The prophet Amos was an ordinary man that God used to deliver a universal message of judgment to all the inhabitants of the land promised to Abraham. Unlike Isaiah who had a formal role in the kingdom of Judah, Amos worked for a living as a sheepmaster. Although Amos was probably uneducated, he spoke eloquently, perhaps a sign that the words he spoke came directly from God.
Amos used the same phrase to introduce each of the eight judgments he pronounced. “For three transgressions…and four, I will not turn away the punishment thereof” (Amos 1:3). The Hebrew word translated transgression, pesha’ means a revolt (7588). “Basically, this noun signifies willful deviation from, and therefore rebellion against, the path of godly living.” Amos’ reference to three transgressions, and four that they would be punished for indicated there was a repeated or habitual tendency that remained unchanged.

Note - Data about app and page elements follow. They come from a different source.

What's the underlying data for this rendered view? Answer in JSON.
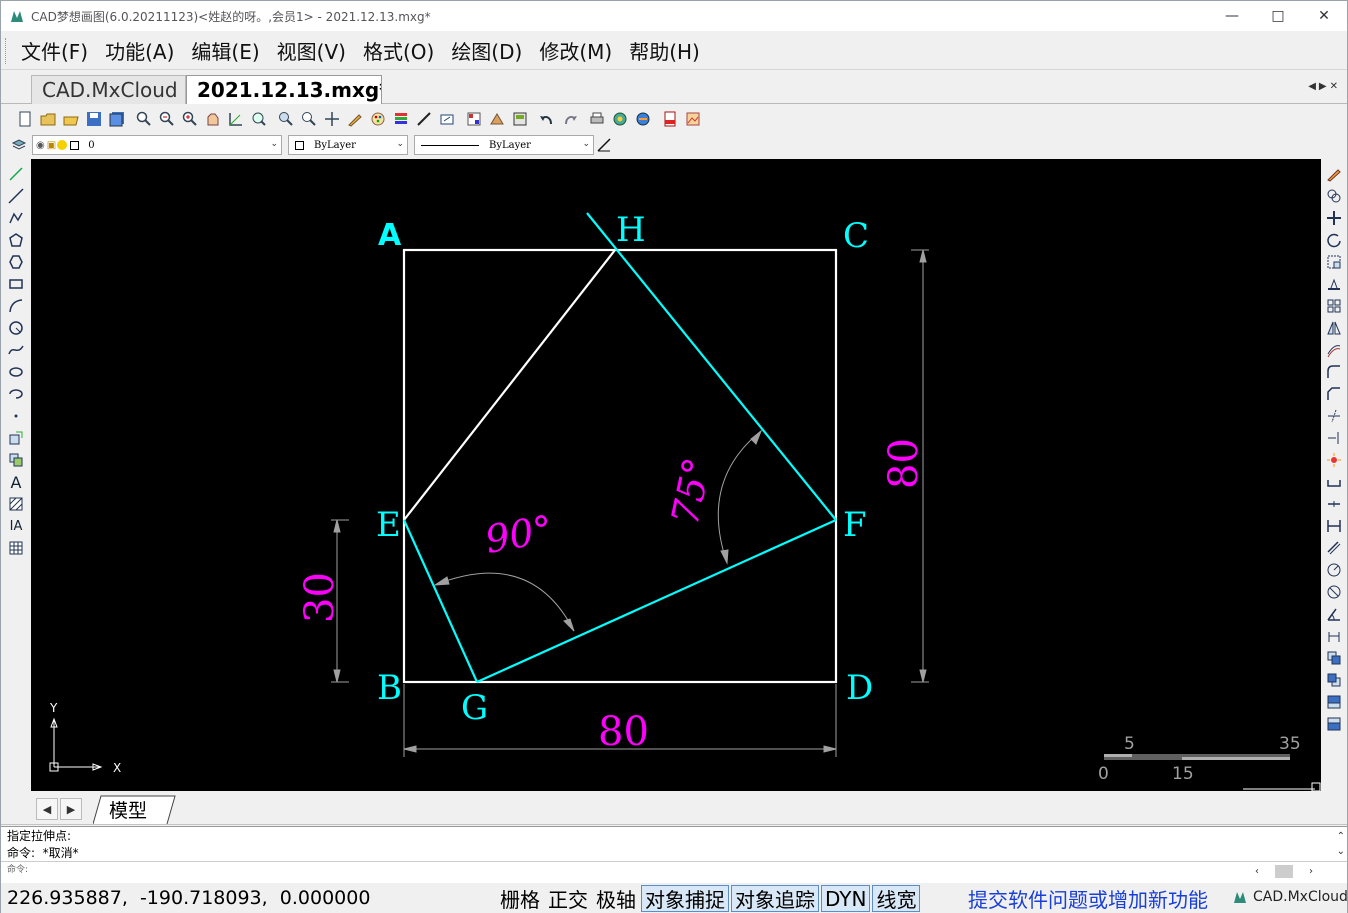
{
  "window": {
    "title": "CAD梦想画图(6.0.20211123)<姓赵的呀。,会员1> - 2021.12.13.mxg*",
    "minimize_icon": "minimize-icon",
    "maximize_icon": "maximize-icon",
    "close_icon": "close-icon"
  },
  "menu": [
    "文件(F)",
    "功能(A)",
    "编辑(E)",
    "视图(V)",
    "格式(O)",
    "绘图(D)",
    "修改(M)",
    "帮助(H)"
  ],
  "tabs": [
    {
      "label": "CAD.MxCloud",
      "active": false
    },
    {
      "label": "2021.12.13.mxg*",
      "active": true
    }
  ],
  "toolbar2": {
    "layer_value": "0",
    "color_value": "ByLayer",
    "linetype_value": "ByLayer"
  },
  "drawing": {
    "point_labels": [
      "A",
      "H",
      "C",
      "E",
      "F",
      "B",
      "G",
      "D"
    ],
    "dimensions": {
      "bottom": "80",
      "right": "80",
      "left": "30"
    },
    "angles": {
      "left": "90°",
      "right": "75°"
    },
    "scale_labels": [
      "5",
      "35",
      "0",
      "15"
    ],
    "ucs": {
      "x": "X",
      "y": "Y"
    }
  },
  "layout": {
    "tab_label": "模型"
  },
  "command": {
    "lines": [
      "指定拉伸点:",
      "命令:  *取消*"
    ],
    "input_label": "命令:"
  },
  "status": {
    "coords": "226.935887,  -190.718093,  0.000000",
    "buttons": [
      {
        "label": "栅格",
        "on": false
      },
      {
        "label": "正交",
        "on": false
      },
      {
        "label": "极轴",
        "on": false
      },
      {
        "label": "对象捕捉",
        "on": true
      },
      {
        "label": "对象追踪",
        "on": true
      },
      {
        "label": "DYN",
        "on": true
      },
      {
        "label": "线宽",
        "on": true
      }
    ],
    "submit_link": "提交软件问题或增加新功能",
    "brand": "CAD.MxCloud"
  },
  "colors": {
    "canvas_bg": "#000000",
    "square": "#ffffff",
    "cyan": "#00ffff",
    "magenta": "#ff00ff",
    "dim_gray": "#a0a0a0",
    "status_on": "#d9e8f7",
    "link": "#1a3fd6"
  }
}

Amos’ testimony of God’s judgment on the nations revealed that all were guilty and deserved punishment. No one, including Israel and Judah, had met God’s expectations of a peaceful co-existence. Much like Jacob’s family, the conflict was continual and bitter dissention kept the nations divided. Among the list of offenders were enemies that had plagued Israel since they had arrived in the Promised Land; Damascus, the capital of Syria; the Philistine territory of Gaza; Tyrus and Edom; Ammon and Moab, who were the descendants of Lot.
Prominent in the description of eight judgments was the failure of Israel to conform to God’s standards. Amos’ indictment stated, “Because they sold the righteous for silver, and the poor for a pair of shoes; that pant after the dust of the earth on the head of the poor, and turn aside the way of the meek: and a man and his father will go into the same maid, to profane my holy name” (Amos 2:6-7). God wanted his people to reflect his character, but instead they resembled the heathen who were cruel and oppressive, and eager to take advantage of those who couldn’t defend themselves.
Israel’s powerful army had enabled them to withstand numerous attacks by the Syrians. Because they had come to rely on their military skill rather than God’s protection and defense, their punishment would be an overwhelming defeat by the king of Assyria:
Therefore the flight shall perish from the swift, and the strong shall not strengthen his force, neither shall the mighty deliver himself: neither shall he stand that handleth the bow; and he that is swift of foot shall not deliver himself, and he that is courageous among the mighty shall flee away naked in that day; saith the LORD. (Amos 2:14-16)